A Labour shadow welfare minister has appeared to commit his party to raising working-age benefits and tax credits in line with inflation.
Stephen Timms was speaking on the Welfare Benefits Uprating Bill, which would introduce a 1% cap on many working-age benefits and tax credits.
Labour has previously said that it would oppose the 1% cap.
But this is the first time any Labour spokesman has made any kind of pledge to restore the link with inflation.
The cap will apply to working-age benefits such as job seekers allowance, child benefit and maternity pay.
Labour sees it as unfairly targeting the least well off, including low paid workers as well as the unemployed.
Restoring the link with inflation would cost about £1.9bn, the government claims.
Mr Timms, speaking during the committee stage of the bill, was responding to a question from the Conservative MP Charlie Elphicke.
He asked: "Is it the policy of the honourable gentleman and the opposition that uprating shouldn't be by 1% but it should be by inflation, is that a commitment?"
Mr Timms replied: "Indeed, uprating should be in line with inflation as it always was in the past."
He later repeated this view, saying: "We reject the proposal to restrict the uprating of social security and tax credits to 1% in our view, as I have already said, uprating should be in line with inflation and it should be assessed as it always has been at the end of the preceding year."
Labour sources insisted this did not amount to a commitment about what the party might promise in their manifesto for the 2015 general election, or what the party might actually do if it were elected.
Instead, they said Mr Timms was simply repeating an existing statement that if Labour were in office now, they would not be capping welfare at 1% and instead would let the existing system remain, in effect allowing benefits to rise in line with inflation.
They pointed to an interview given by the shadow chancellor Ed Balls with Sky News on 6 January where he said: "The normal thing is to index and the government would normally have indexed in line with inflation and to be honest, I think that would be fair."
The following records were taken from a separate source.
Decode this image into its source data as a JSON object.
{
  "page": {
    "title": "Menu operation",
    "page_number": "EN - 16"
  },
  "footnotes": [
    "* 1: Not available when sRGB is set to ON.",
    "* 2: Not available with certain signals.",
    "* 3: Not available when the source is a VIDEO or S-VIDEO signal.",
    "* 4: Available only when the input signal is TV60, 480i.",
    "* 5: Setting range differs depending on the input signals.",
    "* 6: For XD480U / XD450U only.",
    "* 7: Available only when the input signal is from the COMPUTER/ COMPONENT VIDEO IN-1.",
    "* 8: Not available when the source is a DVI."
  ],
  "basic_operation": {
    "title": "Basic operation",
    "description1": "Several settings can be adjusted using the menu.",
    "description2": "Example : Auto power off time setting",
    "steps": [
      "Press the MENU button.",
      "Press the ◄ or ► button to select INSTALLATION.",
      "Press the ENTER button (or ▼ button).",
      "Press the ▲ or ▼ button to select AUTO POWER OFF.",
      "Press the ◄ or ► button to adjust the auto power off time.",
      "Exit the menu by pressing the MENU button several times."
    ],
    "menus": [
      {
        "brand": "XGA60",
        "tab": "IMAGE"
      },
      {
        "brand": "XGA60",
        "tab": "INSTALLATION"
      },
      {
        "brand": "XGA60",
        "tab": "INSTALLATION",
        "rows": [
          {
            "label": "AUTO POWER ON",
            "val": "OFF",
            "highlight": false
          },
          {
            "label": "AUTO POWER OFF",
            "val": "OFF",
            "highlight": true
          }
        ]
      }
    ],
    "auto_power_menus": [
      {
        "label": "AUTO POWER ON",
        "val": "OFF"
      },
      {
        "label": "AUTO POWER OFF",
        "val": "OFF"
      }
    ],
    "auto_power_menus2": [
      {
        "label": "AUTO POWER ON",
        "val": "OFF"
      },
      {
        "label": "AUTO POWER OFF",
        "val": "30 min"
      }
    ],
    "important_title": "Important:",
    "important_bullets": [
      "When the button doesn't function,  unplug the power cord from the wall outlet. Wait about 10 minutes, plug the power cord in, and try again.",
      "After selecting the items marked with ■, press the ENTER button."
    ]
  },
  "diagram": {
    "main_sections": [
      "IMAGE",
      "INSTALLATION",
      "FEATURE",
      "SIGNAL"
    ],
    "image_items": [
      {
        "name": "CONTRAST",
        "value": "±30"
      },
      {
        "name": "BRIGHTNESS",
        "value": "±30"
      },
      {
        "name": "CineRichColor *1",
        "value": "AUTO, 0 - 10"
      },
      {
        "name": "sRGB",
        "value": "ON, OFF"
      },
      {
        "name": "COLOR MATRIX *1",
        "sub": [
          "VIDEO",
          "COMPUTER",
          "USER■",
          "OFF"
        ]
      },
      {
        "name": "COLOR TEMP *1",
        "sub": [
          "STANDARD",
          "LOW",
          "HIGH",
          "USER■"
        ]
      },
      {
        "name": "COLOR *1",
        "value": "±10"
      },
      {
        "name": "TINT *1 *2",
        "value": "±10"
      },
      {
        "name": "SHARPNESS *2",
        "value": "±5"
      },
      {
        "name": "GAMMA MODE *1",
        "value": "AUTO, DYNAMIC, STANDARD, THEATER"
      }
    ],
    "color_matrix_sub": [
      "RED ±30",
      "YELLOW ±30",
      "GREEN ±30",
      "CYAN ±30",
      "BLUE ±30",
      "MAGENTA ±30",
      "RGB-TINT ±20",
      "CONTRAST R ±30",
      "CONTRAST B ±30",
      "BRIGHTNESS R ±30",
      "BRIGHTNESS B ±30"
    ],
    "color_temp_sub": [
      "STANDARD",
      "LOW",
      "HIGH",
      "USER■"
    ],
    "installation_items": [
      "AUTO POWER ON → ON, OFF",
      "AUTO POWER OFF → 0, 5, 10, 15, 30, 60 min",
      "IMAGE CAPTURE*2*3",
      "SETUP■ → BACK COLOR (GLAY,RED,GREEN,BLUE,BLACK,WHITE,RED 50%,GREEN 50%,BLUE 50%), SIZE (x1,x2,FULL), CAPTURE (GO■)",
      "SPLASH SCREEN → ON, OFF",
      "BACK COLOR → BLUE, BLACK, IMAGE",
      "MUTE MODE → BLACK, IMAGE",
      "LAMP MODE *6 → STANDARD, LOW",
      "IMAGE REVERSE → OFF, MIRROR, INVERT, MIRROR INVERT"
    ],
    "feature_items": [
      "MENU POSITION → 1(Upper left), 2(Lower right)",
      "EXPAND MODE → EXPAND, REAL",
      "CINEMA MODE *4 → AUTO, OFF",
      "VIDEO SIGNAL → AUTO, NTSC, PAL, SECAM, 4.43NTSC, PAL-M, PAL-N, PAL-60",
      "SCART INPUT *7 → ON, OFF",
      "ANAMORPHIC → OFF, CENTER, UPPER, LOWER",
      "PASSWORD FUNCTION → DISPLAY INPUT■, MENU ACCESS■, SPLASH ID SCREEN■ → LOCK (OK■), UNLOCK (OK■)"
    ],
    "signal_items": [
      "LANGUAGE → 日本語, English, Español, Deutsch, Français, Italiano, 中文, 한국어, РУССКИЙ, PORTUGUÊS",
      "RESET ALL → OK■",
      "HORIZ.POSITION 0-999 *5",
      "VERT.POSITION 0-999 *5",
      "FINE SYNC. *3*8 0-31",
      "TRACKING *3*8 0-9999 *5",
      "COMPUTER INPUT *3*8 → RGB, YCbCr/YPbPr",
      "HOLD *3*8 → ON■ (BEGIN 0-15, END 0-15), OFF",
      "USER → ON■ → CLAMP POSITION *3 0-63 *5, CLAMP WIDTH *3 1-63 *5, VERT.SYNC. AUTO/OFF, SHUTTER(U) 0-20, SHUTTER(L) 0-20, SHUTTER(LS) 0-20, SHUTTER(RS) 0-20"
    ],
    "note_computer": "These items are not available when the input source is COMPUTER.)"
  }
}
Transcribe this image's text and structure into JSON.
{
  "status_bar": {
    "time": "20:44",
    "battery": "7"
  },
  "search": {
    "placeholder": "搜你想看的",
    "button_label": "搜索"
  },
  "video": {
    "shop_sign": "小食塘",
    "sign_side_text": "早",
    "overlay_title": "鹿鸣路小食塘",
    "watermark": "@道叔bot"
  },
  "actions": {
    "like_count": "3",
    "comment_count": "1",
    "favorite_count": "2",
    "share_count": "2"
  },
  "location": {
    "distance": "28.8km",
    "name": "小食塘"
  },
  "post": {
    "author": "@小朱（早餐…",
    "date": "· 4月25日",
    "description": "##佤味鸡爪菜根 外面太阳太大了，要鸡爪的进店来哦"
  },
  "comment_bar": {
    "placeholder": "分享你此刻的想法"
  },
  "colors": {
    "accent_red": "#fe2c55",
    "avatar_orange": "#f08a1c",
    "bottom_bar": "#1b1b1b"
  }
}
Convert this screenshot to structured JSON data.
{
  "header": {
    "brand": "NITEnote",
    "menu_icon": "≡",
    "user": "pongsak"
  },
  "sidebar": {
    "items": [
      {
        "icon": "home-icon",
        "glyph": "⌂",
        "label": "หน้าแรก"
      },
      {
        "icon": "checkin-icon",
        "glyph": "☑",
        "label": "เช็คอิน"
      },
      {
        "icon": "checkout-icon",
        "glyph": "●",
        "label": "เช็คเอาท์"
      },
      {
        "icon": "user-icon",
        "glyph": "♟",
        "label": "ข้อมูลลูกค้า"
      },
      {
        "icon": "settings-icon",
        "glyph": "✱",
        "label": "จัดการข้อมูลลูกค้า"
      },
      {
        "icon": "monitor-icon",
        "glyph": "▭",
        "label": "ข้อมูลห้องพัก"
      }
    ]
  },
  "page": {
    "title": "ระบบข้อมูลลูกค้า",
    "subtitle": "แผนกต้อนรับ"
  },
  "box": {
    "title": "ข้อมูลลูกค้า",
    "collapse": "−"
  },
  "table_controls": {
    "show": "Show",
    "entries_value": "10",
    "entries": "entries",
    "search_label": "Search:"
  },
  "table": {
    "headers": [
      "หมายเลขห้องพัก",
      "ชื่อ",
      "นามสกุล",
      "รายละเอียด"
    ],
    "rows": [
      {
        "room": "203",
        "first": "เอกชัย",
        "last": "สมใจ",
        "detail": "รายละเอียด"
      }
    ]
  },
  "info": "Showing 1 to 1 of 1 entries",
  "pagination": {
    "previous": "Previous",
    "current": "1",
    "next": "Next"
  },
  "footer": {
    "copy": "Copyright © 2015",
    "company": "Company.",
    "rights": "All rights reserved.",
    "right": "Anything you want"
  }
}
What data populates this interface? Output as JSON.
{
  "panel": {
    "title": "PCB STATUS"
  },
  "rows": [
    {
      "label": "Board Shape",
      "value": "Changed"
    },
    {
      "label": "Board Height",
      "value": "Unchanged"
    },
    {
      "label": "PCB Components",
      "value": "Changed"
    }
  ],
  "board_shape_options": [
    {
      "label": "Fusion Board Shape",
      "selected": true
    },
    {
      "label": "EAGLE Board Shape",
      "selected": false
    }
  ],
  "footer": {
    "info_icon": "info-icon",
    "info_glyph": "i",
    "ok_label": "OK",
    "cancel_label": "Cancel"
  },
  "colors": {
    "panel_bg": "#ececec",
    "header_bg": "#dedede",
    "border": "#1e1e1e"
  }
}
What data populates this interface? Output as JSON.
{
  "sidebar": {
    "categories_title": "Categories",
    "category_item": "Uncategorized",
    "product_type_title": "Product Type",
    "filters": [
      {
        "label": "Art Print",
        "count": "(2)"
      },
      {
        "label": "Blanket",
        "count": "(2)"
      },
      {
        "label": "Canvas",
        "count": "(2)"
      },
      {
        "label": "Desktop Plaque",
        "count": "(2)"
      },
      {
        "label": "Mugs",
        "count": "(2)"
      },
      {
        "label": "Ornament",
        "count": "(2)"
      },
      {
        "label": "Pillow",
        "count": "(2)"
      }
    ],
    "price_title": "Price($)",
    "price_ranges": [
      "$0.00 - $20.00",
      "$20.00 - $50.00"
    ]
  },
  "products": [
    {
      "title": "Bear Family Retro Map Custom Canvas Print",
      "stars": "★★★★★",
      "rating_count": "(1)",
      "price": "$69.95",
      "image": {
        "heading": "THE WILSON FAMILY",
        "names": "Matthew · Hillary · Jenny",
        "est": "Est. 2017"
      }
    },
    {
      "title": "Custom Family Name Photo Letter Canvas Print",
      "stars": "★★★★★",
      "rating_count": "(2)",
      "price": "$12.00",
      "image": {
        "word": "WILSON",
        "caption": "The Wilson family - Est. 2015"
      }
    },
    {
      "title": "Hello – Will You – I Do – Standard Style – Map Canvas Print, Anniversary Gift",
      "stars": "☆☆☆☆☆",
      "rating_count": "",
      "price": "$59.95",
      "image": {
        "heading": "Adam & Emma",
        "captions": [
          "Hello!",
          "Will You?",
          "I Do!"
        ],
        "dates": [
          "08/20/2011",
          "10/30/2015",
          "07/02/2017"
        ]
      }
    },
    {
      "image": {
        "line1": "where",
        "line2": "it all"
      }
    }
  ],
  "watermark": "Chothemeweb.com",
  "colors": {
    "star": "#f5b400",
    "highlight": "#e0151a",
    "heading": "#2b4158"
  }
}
But Mr Balls pointedly refused to make any commitment: "It's not responsible for me as a shadow chancellor to come here two and a half years ahead and tell you what we can do about taxes or spending or benefits."